[This is not a draft Bill]1. Amendment of section 1.—In sub-section (1) of section 1 of the Indian Sale of Goods Act, 1930 (3 of 1930), (hereinafter referred to as the "principal Act"), omit the word "Indian". 2. Amendment of section 2.—In clause (7) of section 2 of the principal Act, after the words "stock and shares", insert the words "electricity, water and gas". 3. Amendment of section 13.—In sub-section (2) of section 13 of the principal Act, omit the words "or where the contract is for specific goods the property in which has passed to the buyer,". 4. Amendment of section 25.—In section 25 of the principal Act—
(a) in sub-section (2) , for the words "where goods are shipped and by the bill of lading" substitute the words "where goods are shipped or sent by railway and by the bill of lading or railway receipt";
(b) in sub-section (3), for the words "bill of lading" wherever they occur, substitute the words "bill of lading or railway receipt".5. Amendment of section 64A.— In section 64A of the principal Act, add the words "unless otherwise agreed" at the commencement of the section. 6. Insertion of new section 64B.—After section MA of the principal Act, insert the following section:

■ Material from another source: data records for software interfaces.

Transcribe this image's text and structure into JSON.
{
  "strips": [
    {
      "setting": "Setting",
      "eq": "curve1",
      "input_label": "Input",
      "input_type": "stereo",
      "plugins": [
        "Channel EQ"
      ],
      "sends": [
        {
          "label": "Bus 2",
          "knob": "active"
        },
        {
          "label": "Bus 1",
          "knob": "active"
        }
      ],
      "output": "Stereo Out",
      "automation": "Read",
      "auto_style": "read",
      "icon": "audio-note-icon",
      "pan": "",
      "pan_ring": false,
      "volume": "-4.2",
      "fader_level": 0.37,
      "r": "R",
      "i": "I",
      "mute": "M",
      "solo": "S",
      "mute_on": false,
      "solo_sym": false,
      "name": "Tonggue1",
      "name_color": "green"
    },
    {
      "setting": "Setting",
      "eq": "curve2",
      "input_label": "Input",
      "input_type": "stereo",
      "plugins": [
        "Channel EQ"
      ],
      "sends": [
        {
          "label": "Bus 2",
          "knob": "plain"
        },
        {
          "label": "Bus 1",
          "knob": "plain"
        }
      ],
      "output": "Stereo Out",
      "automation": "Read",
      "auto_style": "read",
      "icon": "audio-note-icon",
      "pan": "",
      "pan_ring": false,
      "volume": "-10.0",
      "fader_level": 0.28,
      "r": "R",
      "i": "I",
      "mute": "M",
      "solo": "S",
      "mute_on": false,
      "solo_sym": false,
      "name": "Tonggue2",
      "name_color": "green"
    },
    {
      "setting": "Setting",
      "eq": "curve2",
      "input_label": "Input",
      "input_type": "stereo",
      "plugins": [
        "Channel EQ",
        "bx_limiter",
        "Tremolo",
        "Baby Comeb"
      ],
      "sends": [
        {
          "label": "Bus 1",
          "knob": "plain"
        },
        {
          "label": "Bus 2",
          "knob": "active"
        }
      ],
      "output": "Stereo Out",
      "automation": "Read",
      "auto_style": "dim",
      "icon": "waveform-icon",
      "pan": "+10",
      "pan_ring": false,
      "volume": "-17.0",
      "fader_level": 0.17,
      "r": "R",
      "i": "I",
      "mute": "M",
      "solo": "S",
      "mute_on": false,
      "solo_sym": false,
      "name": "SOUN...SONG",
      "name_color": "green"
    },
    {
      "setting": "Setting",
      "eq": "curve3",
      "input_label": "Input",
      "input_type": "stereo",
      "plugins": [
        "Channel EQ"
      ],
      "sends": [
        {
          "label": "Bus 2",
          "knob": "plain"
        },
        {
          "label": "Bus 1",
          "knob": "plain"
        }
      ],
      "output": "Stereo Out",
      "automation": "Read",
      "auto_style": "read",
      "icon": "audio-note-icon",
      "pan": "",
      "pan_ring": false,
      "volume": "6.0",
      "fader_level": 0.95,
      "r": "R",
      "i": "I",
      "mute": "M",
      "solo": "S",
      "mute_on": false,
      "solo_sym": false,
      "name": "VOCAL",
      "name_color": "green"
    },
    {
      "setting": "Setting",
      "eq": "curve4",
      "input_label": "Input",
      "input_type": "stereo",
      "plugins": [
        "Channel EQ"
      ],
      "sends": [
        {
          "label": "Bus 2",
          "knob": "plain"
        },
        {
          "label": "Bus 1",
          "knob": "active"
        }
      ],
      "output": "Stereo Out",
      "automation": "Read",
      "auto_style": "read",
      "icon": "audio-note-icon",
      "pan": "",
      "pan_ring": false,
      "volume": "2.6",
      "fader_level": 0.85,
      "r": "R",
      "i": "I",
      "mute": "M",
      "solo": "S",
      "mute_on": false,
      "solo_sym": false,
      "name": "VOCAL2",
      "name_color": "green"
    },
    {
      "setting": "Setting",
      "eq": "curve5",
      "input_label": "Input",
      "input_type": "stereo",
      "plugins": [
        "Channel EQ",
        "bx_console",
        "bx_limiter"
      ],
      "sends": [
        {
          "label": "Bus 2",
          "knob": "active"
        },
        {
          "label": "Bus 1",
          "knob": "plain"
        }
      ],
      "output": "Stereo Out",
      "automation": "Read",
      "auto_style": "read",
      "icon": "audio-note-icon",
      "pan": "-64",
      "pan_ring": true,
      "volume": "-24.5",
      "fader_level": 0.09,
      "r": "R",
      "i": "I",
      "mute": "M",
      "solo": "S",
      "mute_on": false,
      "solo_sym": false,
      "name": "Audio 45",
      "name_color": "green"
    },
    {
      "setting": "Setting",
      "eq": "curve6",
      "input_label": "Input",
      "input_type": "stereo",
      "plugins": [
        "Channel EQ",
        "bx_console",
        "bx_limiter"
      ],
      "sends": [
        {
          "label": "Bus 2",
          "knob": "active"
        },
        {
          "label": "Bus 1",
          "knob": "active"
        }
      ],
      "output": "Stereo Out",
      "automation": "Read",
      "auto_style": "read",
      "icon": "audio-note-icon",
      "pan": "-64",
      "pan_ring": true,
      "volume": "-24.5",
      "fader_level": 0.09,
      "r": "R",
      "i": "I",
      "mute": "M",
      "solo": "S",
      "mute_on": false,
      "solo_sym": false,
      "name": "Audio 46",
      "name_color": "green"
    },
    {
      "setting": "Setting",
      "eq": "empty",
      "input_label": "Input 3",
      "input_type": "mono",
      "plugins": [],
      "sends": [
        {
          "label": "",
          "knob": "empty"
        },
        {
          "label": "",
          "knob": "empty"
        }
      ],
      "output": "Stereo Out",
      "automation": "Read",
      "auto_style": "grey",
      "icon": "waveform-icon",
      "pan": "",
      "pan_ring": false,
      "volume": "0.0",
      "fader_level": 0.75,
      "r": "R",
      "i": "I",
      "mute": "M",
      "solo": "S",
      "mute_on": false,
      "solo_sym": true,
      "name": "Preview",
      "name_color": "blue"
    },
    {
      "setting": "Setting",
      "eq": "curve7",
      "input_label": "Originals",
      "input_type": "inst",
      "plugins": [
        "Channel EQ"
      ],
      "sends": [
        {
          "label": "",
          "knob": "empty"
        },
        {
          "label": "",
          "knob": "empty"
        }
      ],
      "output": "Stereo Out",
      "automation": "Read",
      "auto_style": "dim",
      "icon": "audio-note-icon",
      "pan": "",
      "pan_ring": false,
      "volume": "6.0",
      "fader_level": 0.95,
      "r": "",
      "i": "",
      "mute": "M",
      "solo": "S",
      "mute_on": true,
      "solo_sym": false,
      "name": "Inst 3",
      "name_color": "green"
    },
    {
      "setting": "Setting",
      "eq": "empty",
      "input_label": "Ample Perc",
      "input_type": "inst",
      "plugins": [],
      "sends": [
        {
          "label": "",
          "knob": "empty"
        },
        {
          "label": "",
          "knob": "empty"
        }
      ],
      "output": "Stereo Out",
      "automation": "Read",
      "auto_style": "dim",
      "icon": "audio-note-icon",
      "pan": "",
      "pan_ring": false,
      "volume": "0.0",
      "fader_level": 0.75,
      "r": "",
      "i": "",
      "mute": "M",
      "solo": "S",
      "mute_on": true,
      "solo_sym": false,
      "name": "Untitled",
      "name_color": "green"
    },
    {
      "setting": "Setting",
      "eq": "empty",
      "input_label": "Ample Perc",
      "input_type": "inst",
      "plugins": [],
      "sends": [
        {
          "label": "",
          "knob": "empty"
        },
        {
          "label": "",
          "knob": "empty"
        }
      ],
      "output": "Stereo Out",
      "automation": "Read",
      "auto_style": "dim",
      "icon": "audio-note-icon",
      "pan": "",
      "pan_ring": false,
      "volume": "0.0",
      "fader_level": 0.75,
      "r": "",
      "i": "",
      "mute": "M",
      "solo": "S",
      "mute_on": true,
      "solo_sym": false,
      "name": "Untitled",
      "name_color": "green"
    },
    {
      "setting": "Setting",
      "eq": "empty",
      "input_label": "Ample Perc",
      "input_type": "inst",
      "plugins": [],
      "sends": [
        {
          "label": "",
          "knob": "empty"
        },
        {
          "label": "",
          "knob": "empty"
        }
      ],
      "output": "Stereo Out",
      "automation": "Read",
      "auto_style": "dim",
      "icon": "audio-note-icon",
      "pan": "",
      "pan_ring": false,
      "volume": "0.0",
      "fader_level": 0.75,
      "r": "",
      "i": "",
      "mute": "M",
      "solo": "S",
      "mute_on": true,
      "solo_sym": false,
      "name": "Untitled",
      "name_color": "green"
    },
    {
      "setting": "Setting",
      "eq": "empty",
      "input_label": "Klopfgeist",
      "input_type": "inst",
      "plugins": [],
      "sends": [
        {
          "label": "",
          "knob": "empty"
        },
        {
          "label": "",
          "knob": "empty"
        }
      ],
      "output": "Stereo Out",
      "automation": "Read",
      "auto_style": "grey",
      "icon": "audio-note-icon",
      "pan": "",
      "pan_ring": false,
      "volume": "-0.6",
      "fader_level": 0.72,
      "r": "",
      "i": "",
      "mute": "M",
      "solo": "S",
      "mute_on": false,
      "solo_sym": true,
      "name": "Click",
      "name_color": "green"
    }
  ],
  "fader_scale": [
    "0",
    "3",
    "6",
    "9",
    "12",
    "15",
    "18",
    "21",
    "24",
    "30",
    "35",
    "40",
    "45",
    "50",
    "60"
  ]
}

"Section 64B—Application of section 64A to sale or purchase tax.The provisions of section 64A shall apply in relation to the imposition, increase, decrease or remission of any tax on the sale or purchase of goods chargeable from the seller as they apply in relation to the imposition, increase, decrease or remission of any duty of customs or excise on goods".